Comment #

Submitted By

Affiliation

Comment

Recommendation 19 (Participation and Representation): As strategic manager rather than a policy body the GNSO Council should continue to focus on ensuring that a WG has been properly constituted, has thoroughly fulfilled the terms of its charter and has followed due process.

23

Paul Diaz

gTLD Registries Stakeholder Group

(Support)

60

Osvaldo Novoa

ISPCP

(Support) The ISPCP offers full support. As stated previously, this is exactly what Council was set up to do under the last review, yet Council continues to devote far too much time to the policy itself, rather than managing the process.

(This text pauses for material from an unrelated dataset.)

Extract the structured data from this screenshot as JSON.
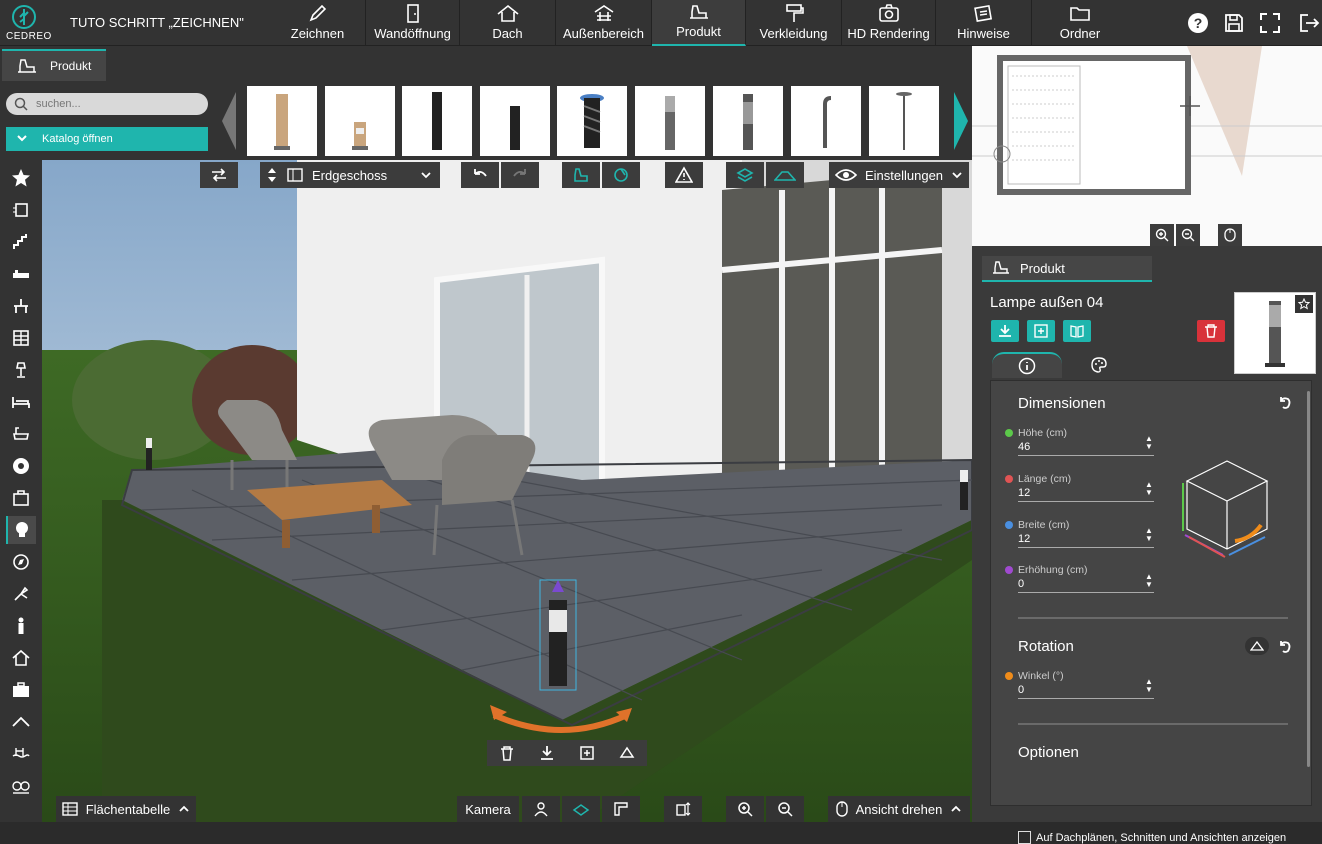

212

Stephanie Perrin

NCUC/NCSG

This is pure process.  The Council also has to examine what comes out the other end.

256

Greg Shatan

IPC

(It Depends) We believe the GNSO structure should be reconstituted to avoid capture by the Contracted Parties. A more representative Council should focus as a strategic manager but should independently ensure that WG recommendations are fair and implementable, and deriving from truly representative community input.

284

Amr Elsadr

 

This recommendation, and the context in which it was developed in the Westlake report is misleading in some ways. First, The GNSO Council is not a legislative body and does not act as such.  The GNSO Council does manage the process by which the GNSO develops gTLD policies. However, in this role, the council could on occasion have reason to reject or propose amendments to policy recommendations from PDP WGs. These circumstances may include when consensus is not achieved within the PDP WG, or in the event that there is incomplete representation within the PDP WG’s membership involved in the consensus call. In all events, the GNSO council does not make changes to policy recommendations as insinuated by the Westlake report. This might not have been the intent of the report, but the language used to discuss this seems vague. The GNSO operating procedures allow for the the council to propose changes to policy recommendations, which need to be considered by the PDP WG. This is, on occasion, very much be consistent with its management role, and does not indicate any legislative role. In addition, the GNSO Council should always attempt to ensure that gTLD policy is developed through the GNSO process, and not outside of it via board resolutions in response to Advice from ACs, other groups (such as the BRG, which is becoming a repetitively problematic development) or on the ICANN board’s own initiative. Developing gTLD policy is the primary function of the GNSO. In the event that gTLD policy recommendations from the GNSO Council to the ICANN board result in conflicting advice from ACs (such as GAC or ALAC), any desire to amend the policy recommendations should be sent back to the GNSO to go through the appropriate process (new processes may become viable options should the board adopt the policy and implementation WG recommendations). This is consistent with the Westlake report’s text in section 3.6.1 on page 77 (“As noted above in relation to the GNSO Council, we consider that the role of the Board should not be to re-litigate or amend policy itself, but to articulate its reasons for rejection and refer the policy back to the GNSO PDP WG for re-consideration and re-submission”).

330

Olivier Crepin-Leblond

ALAC

(Support) The ALAC supports this recommendation.